In his first public remarks since This American Life ran its retraction of his Foxconn story last weekend, Mike Daisey explained how the system of talk-show types interviewing journalists turned him into a liar. "It's insidious," he said, in remarks at Georgetown University that The Atlantic's Rebecca Rosen transcribed (Daisey also posted a recording of the address on his blog). "It's insidious and I am part of it too, because I am telling the story on stage, and in the story on stage, I play the role of a bad reporter." Yes, he's a bad reporter, but in his explanation of how the Foxconn story got away from him, Daisey tries to spread the blame to the other media outlets that let him pass along his fabrications unchallenged:
We'd sit down and they would start the interview on camera or something or radio and they would say something like, "Mike Daisey, now, you've gone to China and you've done X, Y, and Z," and they would say something that was a little hyperbolic, not quite exactly correct, and I would feel awkward about actually saying, no, no, no, don't say that, that's not true. Or they'd say, "You've gone inside of Foxconn." And I'd be like ... I didn't go inside of Foxconn, but I was outside of Foxconn. And I would find myself not interrupting them because we're in interview situations.

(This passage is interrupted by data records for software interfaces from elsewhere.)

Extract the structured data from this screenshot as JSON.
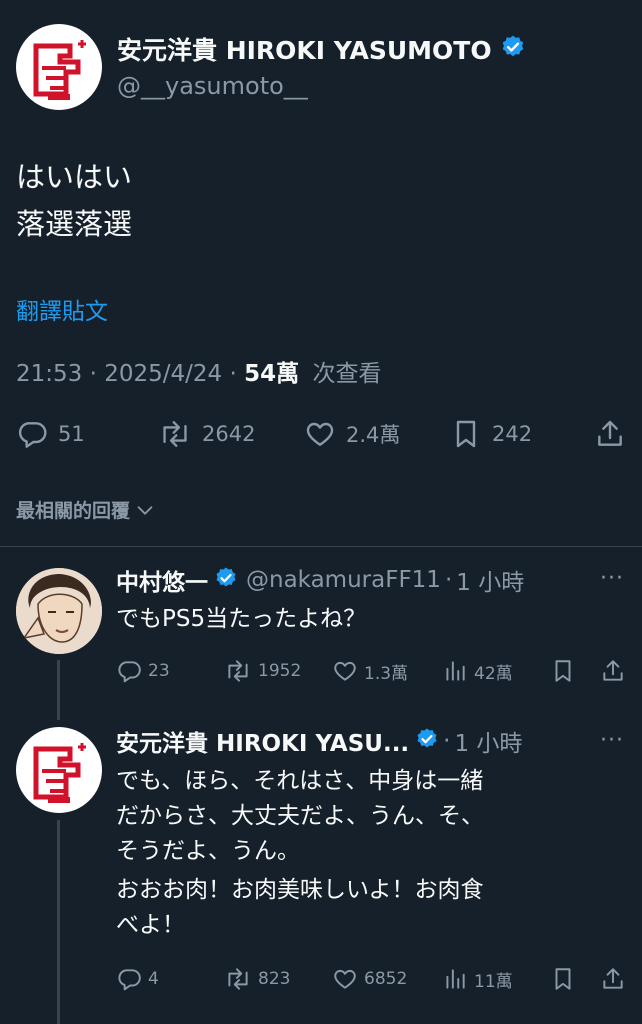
{
  "main_tweet": {
    "display_name": "安元洋貴 HIROKI YASUMOTO",
    "handle": "@__yasumoto__",
    "text_lines": [
      "はいはい",
      "落選落選"
    ],
    "translate_label": "翻譯貼文",
    "time": "21:53",
    "date": "2025/4/24",
    "views_count": "54萬",
    "views_label": "次查看",
    "replies": "51",
    "retweets": "2642",
    "likes": "2.4萬",
    "bookmarks": "242"
  },
  "sort_label": "最相關的回覆",
  "replies": [
    {
      "display_name": "中村悠一",
      "handle": "@nakamuraFF11",
      "time": "1 小時",
      "text": "でもPS5当たったよね？",
      "replies": "23",
      "retweets": "1952",
      "likes": "1.3萬",
      "views": "42萬"
    },
    {
      "display_name": "安元洋貴 HIROKI YASU...",
      "time": "1 小時",
      "text_lines": [
        "でも、ほら、それはさ、中身は一緒",
        "だからさ、大丈夫だよ、うん、そ、",
        "そうだよ、うん。",
        "おおお肉！お肉美味しいよ！お肉食",
        "べよ！"
      ],
      "replies": "4",
      "retweets": "823",
      "likes": "6852",
      "views": "11萬"
    }
  ],
  "more_glyph": "···",
  "colors": {
    "background": "#15202b",
    "text": "#f7f9f9",
    "muted": "#8b98a5",
    "link": "#1d9bf0",
    "verified": "#1d9bf0",
    "divider": "#38444d"
  },
  "icons": [
    "reply-icon",
    "retweet-icon",
    "like-icon",
    "bookmark-icon",
    "share-icon",
    "views-icon",
    "verified-badge-icon",
    "chevron-down-icon"
  ]
}
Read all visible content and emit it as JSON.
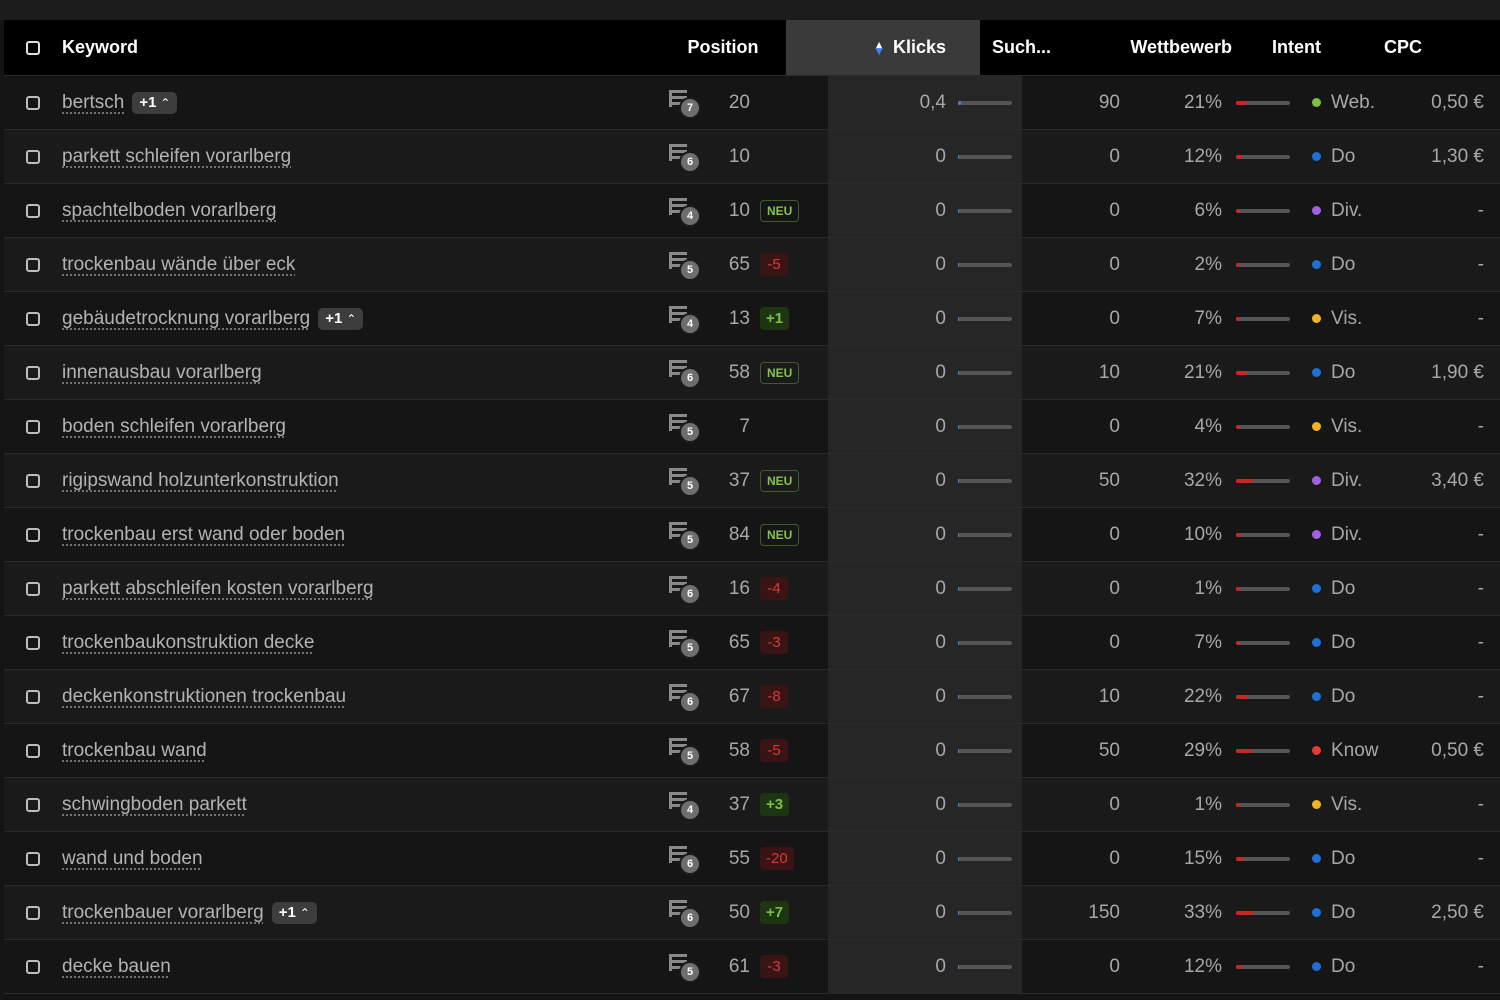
{
  "header": {
    "keyword": "Keyword",
    "position": "Position",
    "clicks": "Klicks",
    "search_volume": "Such...",
    "competition": "Wettbewerb",
    "intent": "Intent",
    "cpc": "CPC"
  },
  "colors": {
    "intent_web": "#7cc242",
    "intent_do": "#1e6fd9",
    "intent_div": "#a35ee6",
    "intent_vis": "#f2b521",
    "intent_know": "#e53935",
    "sort_up": "#ffffff",
    "sort_down": "#3b82f6"
  },
  "rows": [
    {
      "keyword": "bertsch",
      "more": "+1",
      "serp": "7",
      "position": "20",
      "change": "",
      "change_type": "none",
      "clicks": "0,4",
      "clicks_fill": 0.05,
      "search": "90",
      "competition": "21%",
      "comp_fill": 0.21,
      "intent": "Web.",
      "intent_color": "#7cc242",
      "cpc": "0,50 €"
    },
    {
      "keyword": "parkett schleifen vorarlberg",
      "more": "",
      "serp": "6",
      "position": "10",
      "change": "",
      "change_type": "none",
      "clicks": "0",
      "clicks_fill": 0.02,
      "search": "0",
      "competition": "12%",
      "comp_fill": 0.12,
      "intent": "Do",
      "intent_color": "#1e6fd9",
      "cpc": "1,30 €"
    },
    {
      "keyword": "spachtelboden vorarlberg",
      "more": "",
      "serp": "4",
      "position": "10",
      "change": "NEU",
      "change_type": "neu",
      "clicks": "0",
      "clicks_fill": 0.02,
      "search": "0",
      "competition": "6%",
      "comp_fill": 0.06,
      "intent": "Div.",
      "intent_color": "#a35ee6",
      "cpc": "-"
    },
    {
      "keyword": "trockenbau wände über eck",
      "more": "",
      "serp": "5",
      "position": "65",
      "change": "-5",
      "change_type": "down",
      "clicks": "0",
      "clicks_fill": 0.02,
      "search": "0",
      "competition": "2%",
      "comp_fill": 0.02,
      "intent": "Do",
      "intent_color": "#1e6fd9",
      "cpc": "-"
    },
    {
      "keyword": "gebäudetrocknung vorarlberg",
      "more": "+1",
      "serp": "4",
      "position": "13",
      "change": "+1",
      "change_type": "up",
      "clicks": "0",
      "clicks_fill": 0.02,
      "search": "0",
      "competition": "7%",
      "comp_fill": 0.07,
      "intent": "Vis.",
      "intent_color": "#f2b521",
      "cpc": "-"
    },
    {
      "keyword": "innenausbau vorarlberg",
      "more": "",
      "serp": "6",
      "position": "58",
      "change": "NEU",
      "change_type": "neu",
      "clicks": "0",
      "clicks_fill": 0.02,
      "search": "10",
      "competition": "21%",
      "comp_fill": 0.21,
      "intent": "Do",
      "intent_color": "#1e6fd9",
      "cpc": "1,90 €"
    },
    {
      "keyword": "boden schleifen vorarlberg",
      "more": "",
      "serp": "5",
      "position": "7",
      "change": "",
      "change_type": "none",
      "clicks": "0",
      "clicks_fill": 0.02,
      "search": "0",
      "competition": "4%",
      "comp_fill": 0.04,
      "intent": "Vis.",
      "intent_color": "#f2b521",
      "cpc": "-"
    },
    {
      "keyword": "rigipswand holzunterkonstruktion",
      "more": "",
      "serp": "5",
      "position": "37",
      "change": "NEU",
      "change_type": "neu",
      "clicks": "0",
      "clicks_fill": 0.02,
      "search": "50",
      "competition": "32%",
      "comp_fill": 0.32,
      "intent": "Div.",
      "intent_color": "#a35ee6",
      "cpc": "3,40 €"
    },
    {
      "keyword": "trockenbau erst wand oder boden",
      "more": "",
      "serp": "5",
      "position": "84",
      "change": "NEU",
      "change_type": "neu",
      "clicks": "0",
      "clicks_fill": 0.02,
      "search": "0",
      "competition": "10%",
      "comp_fill": 0.1,
      "intent": "Div.",
      "intent_color": "#a35ee6",
      "cpc": "-"
    },
    {
      "keyword": "parkett abschleifen kosten vorarlberg",
      "more": "",
      "serp": "6",
      "position": "16",
      "change": "-4",
      "change_type": "down",
      "clicks": "0",
      "clicks_fill": 0.02,
      "search": "0",
      "competition": "1%",
      "comp_fill": 0.01,
      "intent": "Do",
      "intent_color": "#1e6fd9",
      "cpc": "-"
    },
    {
      "keyword": "trockenbaukonstruktion decke",
      "more": "",
      "serp": "5",
      "position": "65",
      "change": "-3",
      "change_type": "down",
      "clicks": "0",
      "clicks_fill": 0.02,
      "search": "0",
      "competition": "7%",
      "comp_fill": 0.07,
      "intent": "Do",
      "intent_color": "#1e6fd9",
      "cpc": "-"
    },
    {
      "keyword": "deckenkonstruktionen trockenbau",
      "more": "",
      "serp": "6",
      "position": "67",
      "change": "-8",
      "change_type": "down",
      "clicks": "0",
      "clicks_fill": 0.02,
      "search": "10",
      "competition": "22%",
      "comp_fill": 0.22,
      "intent": "Do",
      "intent_color": "#1e6fd9",
      "cpc": "-"
    },
    {
      "keyword": "trockenbau wand",
      "more": "",
      "serp": "5",
      "position": "58",
      "change": "-5",
      "change_type": "down",
      "clicks": "0",
      "clicks_fill": 0.02,
      "search": "50",
      "competition": "29%",
      "comp_fill": 0.29,
      "intent": "Know",
      "intent_color": "#e53935",
      "cpc": "0,50 €"
    },
    {
      "keyword": "schwingboden parkett",
      "more": "",
      "serp": "4",
      "position": "37",
      "change": "+3",
      "change_type": "up",
      "clicks": "0",
      "clicks_fill": 0.02,
      "search": "0",
      "competition": "1%",
      "comp_fill": 0.01,
      "intent": "Vis.",
      "intent_color": "#f2b521",
      "cpc": "-"
    },
    {
      "keyword": "wand und boden",
      "more": "",
      "serp": "6",
      "position": "55",
      "change": "-20",
      "change_type": "down",
      "clicks": "0",
      "clicks_fill": 0.02,
      "search": "0",
      "competition": "15%",
      "comp_fill": 0.15,
      "intent": "Do",
      "intent_color": "#1e6fd9",
      "cpc": "-"
    },
    {
      "keyword": "trockenbauer vorarlberg",
      "more": "+1",
      "serp": "6",
      "position": "50",
      "change": "+7",
      "change_type": "up",
      "clicks": "0",
      "clicks_fill": 0.02,
      "search": "150",
      "competition": "33%",
      "comp_fill": 0.33,
      "intent": "Do",
      "intent_color": "#1e6fd9",
      "cpc": "2,50 €"
    },
    {
      "keyword": "decke bauen",
      "more": "",
      "serp": "5",
      "position": "61",
      "change": "-3",
      "change_type": "down",
      "clicks": "0",
      "clicks_fill": 0.02,
      "search": "0",
      "competition": "12%",
      "comp_fill": 0.12,
      "intent": "Do",
      "intent_color": "#1e6fd9",
      "cpc": "-"
    }
  ]
}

Of course, the irony is that this is now his defense once a reporter -- namely Marketplace's Rob Schmitz -- did confront his lies. The notion that every time someone praised his piece somehow absolved him of his original journalistic sins seems to be reaching for an after-the-fact rationalization. The rest of the transcript can be found here.
This article is from the archive of our partner The Wire.